About this task: A complete, exact copy of the records is needed here.

Records for this task:
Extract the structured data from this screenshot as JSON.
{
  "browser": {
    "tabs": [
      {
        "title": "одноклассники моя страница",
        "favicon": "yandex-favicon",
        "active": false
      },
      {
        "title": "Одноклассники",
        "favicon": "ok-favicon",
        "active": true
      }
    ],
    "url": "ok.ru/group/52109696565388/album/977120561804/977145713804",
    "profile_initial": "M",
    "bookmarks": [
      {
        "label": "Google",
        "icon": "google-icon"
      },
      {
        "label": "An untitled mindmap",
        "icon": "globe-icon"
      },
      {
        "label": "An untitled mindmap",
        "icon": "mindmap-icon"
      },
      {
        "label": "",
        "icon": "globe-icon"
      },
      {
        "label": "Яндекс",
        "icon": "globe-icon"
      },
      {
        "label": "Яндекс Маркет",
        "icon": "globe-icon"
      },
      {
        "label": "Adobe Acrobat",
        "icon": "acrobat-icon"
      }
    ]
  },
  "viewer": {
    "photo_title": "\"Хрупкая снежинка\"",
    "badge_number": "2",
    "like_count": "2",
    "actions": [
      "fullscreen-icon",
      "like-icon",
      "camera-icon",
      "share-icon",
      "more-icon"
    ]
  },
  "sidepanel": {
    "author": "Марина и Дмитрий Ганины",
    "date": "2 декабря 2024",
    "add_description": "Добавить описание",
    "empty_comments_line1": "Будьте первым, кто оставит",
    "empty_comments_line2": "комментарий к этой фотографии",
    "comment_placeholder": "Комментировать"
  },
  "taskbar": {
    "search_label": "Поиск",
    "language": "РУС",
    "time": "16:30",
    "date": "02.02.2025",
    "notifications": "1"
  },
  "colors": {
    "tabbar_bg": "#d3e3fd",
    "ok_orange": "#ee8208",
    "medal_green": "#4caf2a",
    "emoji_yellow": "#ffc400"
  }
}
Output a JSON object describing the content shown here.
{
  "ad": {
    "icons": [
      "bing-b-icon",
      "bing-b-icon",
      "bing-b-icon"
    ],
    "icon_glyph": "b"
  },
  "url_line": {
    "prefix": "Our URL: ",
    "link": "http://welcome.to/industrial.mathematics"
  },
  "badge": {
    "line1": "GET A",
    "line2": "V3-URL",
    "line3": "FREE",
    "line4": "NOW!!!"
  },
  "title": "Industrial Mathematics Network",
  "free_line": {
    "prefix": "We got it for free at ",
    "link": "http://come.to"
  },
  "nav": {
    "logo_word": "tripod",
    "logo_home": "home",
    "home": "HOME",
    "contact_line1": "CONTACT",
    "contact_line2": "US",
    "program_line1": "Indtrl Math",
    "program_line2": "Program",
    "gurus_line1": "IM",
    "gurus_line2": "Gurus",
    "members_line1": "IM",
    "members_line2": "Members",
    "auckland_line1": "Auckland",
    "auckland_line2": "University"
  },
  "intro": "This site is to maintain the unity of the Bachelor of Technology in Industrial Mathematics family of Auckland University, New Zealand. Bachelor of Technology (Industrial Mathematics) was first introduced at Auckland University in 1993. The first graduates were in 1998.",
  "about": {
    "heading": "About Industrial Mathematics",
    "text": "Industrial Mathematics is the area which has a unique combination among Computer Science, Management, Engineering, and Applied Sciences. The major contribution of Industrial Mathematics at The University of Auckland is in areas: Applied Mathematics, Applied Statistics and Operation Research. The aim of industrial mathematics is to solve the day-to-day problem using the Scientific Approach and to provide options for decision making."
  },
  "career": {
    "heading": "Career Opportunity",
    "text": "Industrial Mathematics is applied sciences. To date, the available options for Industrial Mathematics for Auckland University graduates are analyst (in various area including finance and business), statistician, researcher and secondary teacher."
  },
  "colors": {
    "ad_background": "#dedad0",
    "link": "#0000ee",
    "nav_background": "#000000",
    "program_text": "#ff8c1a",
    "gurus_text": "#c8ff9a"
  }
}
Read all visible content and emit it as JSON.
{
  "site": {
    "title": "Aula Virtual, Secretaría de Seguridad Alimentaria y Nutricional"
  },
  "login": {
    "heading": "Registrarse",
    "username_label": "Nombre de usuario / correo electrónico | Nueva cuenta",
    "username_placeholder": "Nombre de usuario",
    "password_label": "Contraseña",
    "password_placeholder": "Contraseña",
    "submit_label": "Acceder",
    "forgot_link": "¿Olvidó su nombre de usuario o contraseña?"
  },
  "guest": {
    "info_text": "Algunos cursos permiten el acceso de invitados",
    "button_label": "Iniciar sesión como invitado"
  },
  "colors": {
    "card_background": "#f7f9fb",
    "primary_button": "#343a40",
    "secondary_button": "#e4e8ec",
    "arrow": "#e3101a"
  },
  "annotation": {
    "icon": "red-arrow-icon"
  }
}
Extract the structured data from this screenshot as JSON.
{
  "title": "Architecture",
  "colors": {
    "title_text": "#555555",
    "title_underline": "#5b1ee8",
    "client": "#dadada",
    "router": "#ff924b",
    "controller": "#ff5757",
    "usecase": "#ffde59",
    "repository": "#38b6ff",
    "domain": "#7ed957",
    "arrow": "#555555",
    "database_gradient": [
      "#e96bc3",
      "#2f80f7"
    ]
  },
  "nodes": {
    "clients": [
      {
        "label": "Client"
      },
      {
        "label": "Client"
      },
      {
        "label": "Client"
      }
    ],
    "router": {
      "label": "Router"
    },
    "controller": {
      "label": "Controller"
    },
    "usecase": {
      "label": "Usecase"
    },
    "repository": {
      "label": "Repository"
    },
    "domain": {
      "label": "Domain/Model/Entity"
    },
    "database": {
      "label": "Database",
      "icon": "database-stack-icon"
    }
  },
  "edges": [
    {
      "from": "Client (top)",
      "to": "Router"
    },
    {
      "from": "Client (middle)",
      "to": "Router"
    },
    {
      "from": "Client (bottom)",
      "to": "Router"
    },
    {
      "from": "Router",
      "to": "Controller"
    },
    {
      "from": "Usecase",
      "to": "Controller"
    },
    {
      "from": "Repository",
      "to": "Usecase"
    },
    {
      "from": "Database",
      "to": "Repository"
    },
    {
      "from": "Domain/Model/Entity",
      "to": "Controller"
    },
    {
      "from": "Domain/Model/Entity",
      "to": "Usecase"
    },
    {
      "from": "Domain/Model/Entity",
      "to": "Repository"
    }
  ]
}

Reply to the exercise:
Extract the structured data from this screenshot as JSON.
{
  "browser": {
    "tabs": [
      {
        "title": "одноклассники моя страница",
        "favicon": "yandex-favicon",
        "active": false
      },
      {
        "title": "Одноклассники",
        "favicon": "ok-favicon",
        "active": true
      }
    ],
    "url": "ok.ru/group/52109696565388/album/977120561804/977145713804",
    "profile_initial": "M",
    "bookmarks": [
      {
        "label": "Google",
        "icon": "google-icon"
      },
      {
        "label": "An untitled mindmap",
        "icon": "globe-icon"
      },
      {
        "label": "An untitled mindmap",
        "icon": "mindmap-icon"
      },
      {
        "label": "",
        "icon": "globe-icon"
      },
      {
        "label": "Яндекс",
        "icon": "globe-icon"
      },
      {
        "label": "Яндекс Маркет",
        "icon": "globe-icon"
      },
      {
        "label": "Adobe Acrobat",
        "icon": "acrobat-icon"
      }
    ]
  },
  "viewer": {
    "photo_title": "\"Хрупкая снежинка\"",
    "badge_number": "2",
    "like_count": "2",
    "actions": [
      "fullscreen-icon",
      "like-icon",
      "camera-icon",
      "share-icon",
      "more-icon"
    ]
  },
  "sidepanel": {
    "author": "Марина и Дмитрий Ганины",
    "date": "2 декабря 2024",
    "add_description": "Добавить описание",
    "empty_comments_line1": "Будьте первым, кто оставит",
    "empty_comments_line2": "комментарий к этой фотографии",
    "comment_placeholder": "Комментировать"
  },
  "taskbar": {
    "search_label": "Поиск",
    "language": "РУС",
    "time": "16:30",
    "date": "02.02.2025",
    "notifications": "1"
  },
  "colors": {
    "tabbar_bg": "#d3e3fd",
    "ok_orange": "#ee8208",
    "medal_green": "#4caf2a",
    "emoji_yellow": "#ffc400"
  }
}
Output a JSON object describing the content shown here.
{
  "ad": {
    "icons": [
      "bing-b-icon",
      "bing-b-icon",
      "bing-b-icon"
    ],
    "icon_glyph": "b"
  },
  "url_line": {
    "prefix": "Our URL: ",
    "link": "http://welcome.to/industrial.mathematics"
  },
  "badge": {
    "line1": "GET A",
    "line2": "V3-URL",
    "line3": "FREE",
    "line4": "NOW!!!"
  },
  "title": "Industrial Mathematics Network",
  "free_line": {
    "prefix": "We got it for free at ",
    "link": "http://come.to"
  },
  "nav": {
    "logo_word": "tripod",
    "logo_home": "home",
    "home": "HOME",
    "contact_line1": "CONTACT",
    "contact_line2": "US",
    "program_line1": "Indtrl Math",
    "program_line2": "Program",
    "gurus_line1": "IM",
    "gurus_line2": "Gurus",
    "members_line1": "IM",
    "members_line2": "Members",
    "auckland_line1": "Auckland",
    "auckland_line2": "University"
  },
  "intro": "This site is to maintain the unity of the Bachelor of Technology in Industrial Mathematics family of Auckland University, New Zealand. Bachelor of Technology (Industrial Mathematics) was first introduced at Auckland University in 1993. The first graduates were in 1998.",
  "about": {
    "heading": "About Industrial Mathematics",
    "text": "Industrial Mathematics is the area which has a unique combination among Computer Science, Management, Engineering, and Applied Sciences. The major contribution of Industrial Mathematics at The University of Auckland is in areas: Applied Mathematics, Applied Statistics and Operation Research. The aim of industrial mathematics is to solve the day-to-day problem using the Scientific Approach and to provide options for decision making."
  },
  "career": {
    "heading": "Career Opportunity",
    "text": "Industrial Mathematics is applied sciences. To date, the available options for Industrial Mathematics for Auckland University graduates are analyst (in various area including finance and business), statistician, researcher and secondary teacher."
  },
  "colors": {
    "ad_background": "#dedad0",
    "link": "#0000ee",
    "nav_background": "#000000",
    "program_text": "#ff8c1a",
    "gurus_text": "#c8ff9a"
  }
}
Read all visible content and emit it as JSON.
{
  "site": {
    "title": "Aula Virtual, Secretaría de Seguridad Alimentaria y Nutricional"
  },
  "login": {
    "heading": "Registrarse",
    "username_label": "Nombre de usuario / correo electrónico | Nueva cuenta",
    "username_placeholder": "Nombre de usuario",
    "password_label": "Contraseña",
    "password_placeholder": "Contraseña",
    "submit_label": "Acceder",
    "forgot_link": "¿Olvidó su nombre de usuario o contraseña?"
  },
  "guest": {
    "info_text": "Algunos cursos permiten el acceso de invitados",
    "button_label": "Iniciar sesión como invitado"
  },
  "colors": {
    "card_background": "#f7f9fb",
    "primary_button": "#343a40",
    "secondary_button": "#e4e8ec",
    "arrow": "#e3101a"
  },
  "annotation": {
    "icon": "red-arrow-icon"
  }
}
Extract the structured data from this screenshot as JSON.
{
  "title": "Architecture",
  "colors": {
    "title_text": "#555555",
    "title_underline": "#5b1ee8",
    "client": "#dadada",
    "router": "#ff924b",
    "controller": "#ff5757",
    "usecase": "#ffde59",
    "repository": "#38b6ff",
    "domain": "#7ed957",
    "arrow": "#555555",
    "database_gradient": [
      "#e96bc3",
      "#2f80f7"
    ]
  },
  "nodes": {
    "clients": [
      {
        "label": "Client"
      },
      {
        "label": "Client"
      },
      {
        "label": "Client"
      }
    ],
    "router": {
      "label": "Router"
    },
    "controller": {
      "label": "Controller"
    },
    "usecase": {
      "label": "Usecase"
    },
    "repository": {
      "label": "Repository"
    },
    "domain": {
      "label": "Domain/Model/Entity"
    },
    "database": {
      "label": "Database",
      "icon": "database-stack-icon"
    }
  },
  "edges": [
    {
      "from": "Client (top)",
      "to": "Router"
    },
    {
      "from": "Client (middle)",
      "to": "Router"
    },
    {
      "from": "Client (bottom)",
      "to": "Router"
    },
    {
      "from": "Router",
      "to": "Controller"
    },
    {
      "from": "Usecase",
      "to": "Controller"
    },
    {
      "from": "Repository",
      "to": "Usecase"
    },
    {
      "from": "Database",
      "to": "Repository"
    },
    {
      "from": "Domain/Model/Entity",
      "to": "Controller"
    },
    {
      "from": "Domain/Model/Entity",
      "to": "Usecase"
    },
    {
      "from": "Domain/Model/Entity",
      "to": "Repository"
    }
  ]
}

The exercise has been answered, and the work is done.